I have just completed reading one of those books that I picked up almost on a whim at a bookstore, but one where the author tricked me into thinking I was about to read about the significance of the discovery of one particular fossil, but before half way through he had enticed me to explore ever deeper understandings of the unity of all life on our planet. It’s a brilliant book, a must read, I would like to think, for anyone interested in an understanding of how and why humans are the way they are, and how our essential makeup can be studied across all other species, both today and past, back to the earliest multi-celled bodies.
Your Inner Fish, by Neil Shubin, deserves every one of the cover blurb accolades from the Financial Times, Guardian, New Scientist, Nature, Sunday Times and Sunday Telegraph (the one used in this posts header).
I remember when the discovery of Tiktaalik first hit the news headlines, and have always been amused by the similarity of the name with an Australian aboriginal Dream Time frog, Tiddalik, who swallowed up all the water leaving others animals endangered until they figured out a way to trick the frog into releasing it all again. Many non-aboriginal Australian school children also know the story of Tiddalik from a number of children’s picture books that have been published about him in recent decades.

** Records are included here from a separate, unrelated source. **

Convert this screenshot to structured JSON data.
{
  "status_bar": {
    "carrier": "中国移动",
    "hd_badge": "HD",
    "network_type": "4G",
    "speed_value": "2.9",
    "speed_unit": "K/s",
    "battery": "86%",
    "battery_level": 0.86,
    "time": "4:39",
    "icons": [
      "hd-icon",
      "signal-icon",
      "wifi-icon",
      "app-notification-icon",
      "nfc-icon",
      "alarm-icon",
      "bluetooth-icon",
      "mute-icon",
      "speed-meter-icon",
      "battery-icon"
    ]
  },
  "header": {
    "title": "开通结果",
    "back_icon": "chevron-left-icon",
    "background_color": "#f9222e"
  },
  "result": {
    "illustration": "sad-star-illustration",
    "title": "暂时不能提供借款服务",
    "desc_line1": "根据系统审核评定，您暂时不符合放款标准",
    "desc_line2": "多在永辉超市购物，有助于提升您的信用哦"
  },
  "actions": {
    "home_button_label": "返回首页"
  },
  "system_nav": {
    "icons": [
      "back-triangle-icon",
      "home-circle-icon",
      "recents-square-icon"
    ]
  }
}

One piece of information depressed me somewhat. It was when Shubin was explaining the origin of first multicellular bodies. The means within cells that enabled them to unite to become multicellular had been there for millions of years before they actually did, but since multicellular bodies need much more energy, via oxygen, to survive, they had to wait till the earth’s atmosphere became much richer in oxygen to enable that development. But what was the catalyst that prompted the first multicellular bodies — and the beginnings of all multicelled life, and us? It was most plausibly the fact of predation, the contest between eating and being eaten. A larger multicelled body had a better chance of defence against being eaten, and then it also had a better chance of successfully consuming others.
So the fact of multicelled life forms is a depressing result of the savage violence of nature.

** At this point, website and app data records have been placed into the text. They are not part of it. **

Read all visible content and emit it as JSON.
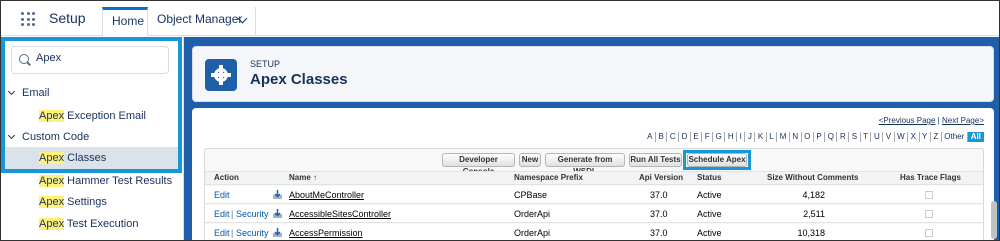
{
  "app": {
    "title": "Setup"
  },
  "tabs": [
    {
      "label": "Home"
    },
    {
      "label": "Object Manager"
    }
  ],
  "sidebar": {
    "search_value": "Apex",
    "groups": [
      {
        "label": "Email",
        "items": [
          {
            "hl": "Apex",
            "rest": " Exception Email"
          }
        ]
      },
      {
        "label": "Custom Code",
        "items": [
          {
            "hl": "Apex",
            "rest": " Classes"
          },
          {
            "hl": "Apex",
            "rest": " Hammer Test Results"
          },
          {
            "hl": "Apex",
            "rest": " Settings"
          },
          {
            "hl": "Apex",
            "rest": " Test Execution"
          }
        ]
      }
    ]
  },
  "header": {
    "setup_label": "SETUP",
    "title": "Apex Classes"
  },
  "pager": {
    "prev": "<Previous Page",
    "separator": " | ",
    "next": "Next Page>"
  },
  "alpha": [
    "A",
    "B",
    "C",
    "D",
    "E",
    "F",
    "G",
    "H",
    "I",
    "J",
    "K",
    "L",
    "M",
    "N",
    "O",
    "P",
    "Q",
    "R",
    "S",
    "T",
    "U",
    "V",
    "W",
    "X",
    "Y",
    "Z",
    "Other",
    "All"
  ],
  "buttons": {
    "developer_console": "Developer Console",
    "new": "New",
    "generate_wsdl": "Generate from WSDL",
    "run_all_tests": "Run All Tests",
    "schedule_apex": "Schedule Apex"
  },
  "table": {
    "headers": {
      "action": "Action",
      "name": "Name ↑",
      "namespace": "Namespace Prefix",
      "api": "Api Version",
      "status": "Status",
      "size": "Size Without Comments",
      "trace": "Has Trace Flags"
    },
    "rows": [
      {
        "action_edit": "Edit",
        "action_security": "",
        "name": "AboutMeController",
        "namespace": "CPBase",
        "api": "37.0",
        "status": "Active",
        "size": "4,182"
      },
      {
        "action_edit": "Edit",
        "action_security": "Security",
        "name": "AccessibleSitesController",
        "namespace": "OrderApi",
        "api": "37.0",
        "status": "Active",
        "size": "2,511"
      },
      {
        "action_edit": "Edit",
        "action_security": "Security",
        "name": "AccessPermission",
        "namespace": "OrderApi",
        "api": "37.0",
        "status": "Active",
        "size": "10,318"
      }
    ]
  },
  "colors": {
    "accent": "#1797d8",
    "brand_blue": "#1f5ea8",
    "highlight": "#fff17b",
    "link": "#015ba7"
  }
}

I suppose at some level I probably sort of knew something like this before reading Shubin’s book, but the concepts were crystalized and took on deeper meaning as a result of reading about the big picture of all life.

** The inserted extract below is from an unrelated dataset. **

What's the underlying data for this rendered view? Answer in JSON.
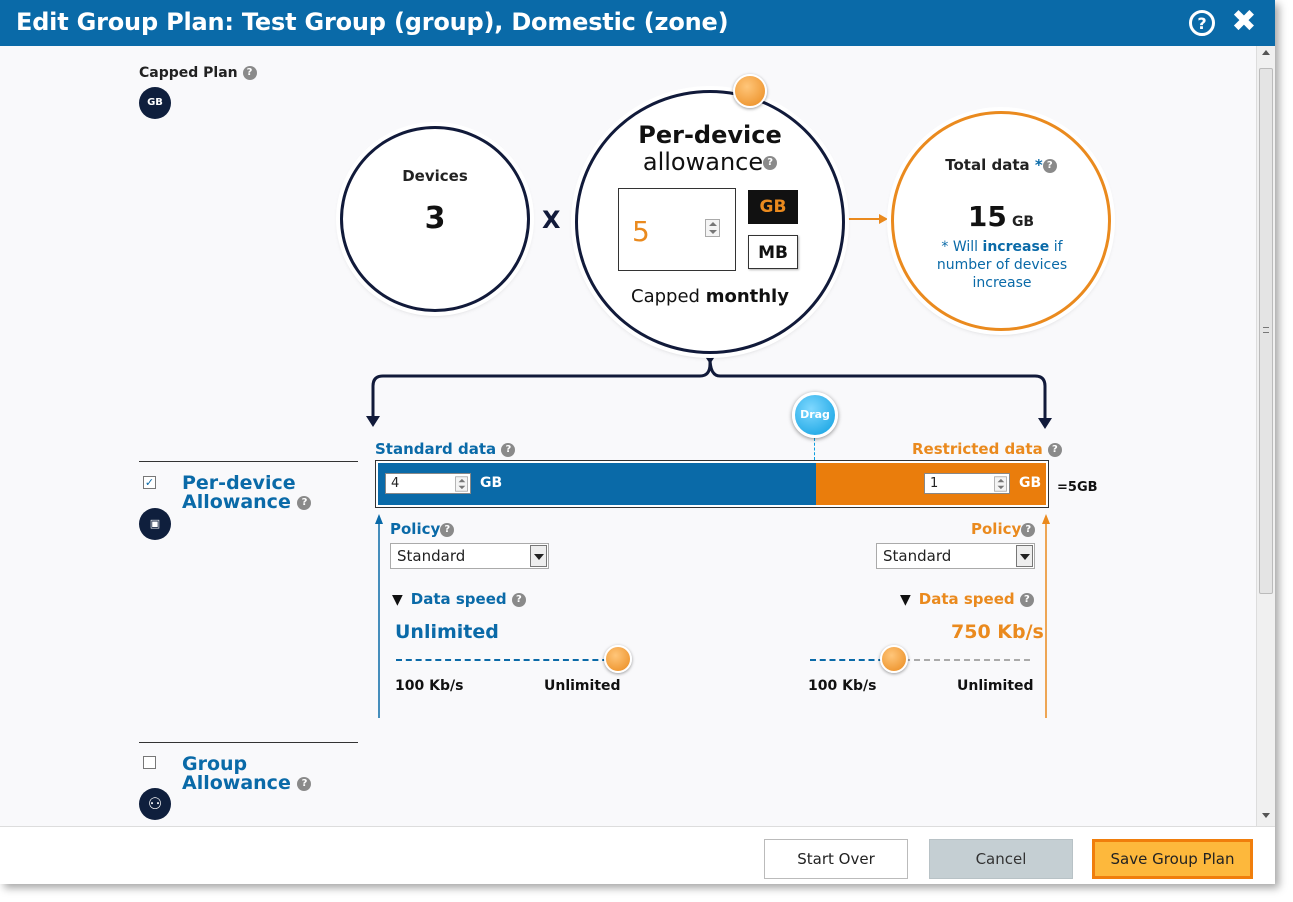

Another image that will stick with me was the way evolution works, and how we are really all in some distant sense modifications and mutations of each other. Take a very malleable fish and imagine twisting and stretching and pulling it into a new shape to be like a reptile or bird or mammal. (Not as completely bizarre as it might at first sound, since the same micro level processes and agents within skin that produce scales also are capable, with chemical different stimuli, of producing hair and feathers.) We might, if skilful and patient enough, be able to make the “fish” shape look like another species, but there will be trade-offs. What was a very efficient direct nerve line from the base of a skull to the breathing apparatus of the gills will become a convoluted and bizarre extended route for a nerve from the same starting point, the base of the skull, to the areas of the lungs way on the other side of the body and way further down from the skull base. Other processes will almost inevitably interfere with this most inefficient nerve route from time to time, and as a result we will get hiccups.
But other more serious problems also arise as a result of our inherited and mutated parts being used in ways for which they did not originally evolve. (Not that hiccups are not a serious problem for those who have them for years, even a lifetime.)
The beauty of the book is the way it demonstrates how all life forms share a common ancestry, that we are all related. And how understanding the DNA of life forms — and comparing it across species — enables us to understand the causes of certain diseases and deformities. I have more confidence that evolutionary science will bring us more hope for a healthier life span than faith in deities.
Not only does it demonstrate how we are all related, but how the evidence also demonstrates (as evolutionary theory predicts) how we can trace our family lineages back through time in the rocks. The picture of all life forms having one ancestor, and thus being all related, and seeing the ways in which our body parts and functions are directly a part of the whole of all living creatures, across species and back through time, is a powerful one.
There is real design in all living creatures. But it is not a perfect design. It is a remarkable and humbling design that demonstrates our shared ancestry. Some redesigned bits work well in new environments, but with tradeoffs, particularly susceptibility to certain diseases. Diseases and body vulnerabilities are not a punishment for sin, they are a tradeoff for evolutionary adaptations. Our skeletal structure was not originally meant for a creature to walk on two legs. Bad backs and easily twisted knees and ankles are something fish never experience, and we have inherited their skeletal structure twisted and extended to meet the requirements of our environment.
Not that the book is really about fish. As the author says, he could have just as easily have titled it, “Your inner fly” or “Your inner rodent” or “Your inner frog”. It would still be essentially the same book.
I did feel a little queazy, though, when I read of experiments that led to so much of this understanding of how evolution works. Deliberately testing genetic transplants across species to make two headed flies or flies with a leg where an eye should be. Did evolutionary scientists once, as children, while away fill bored moments with catching and pulling legs out of flies? It was when I left religion and found a new wonder and humility and poetry realizing I was a part of all life that gave me a new kind of respect for all other life forms.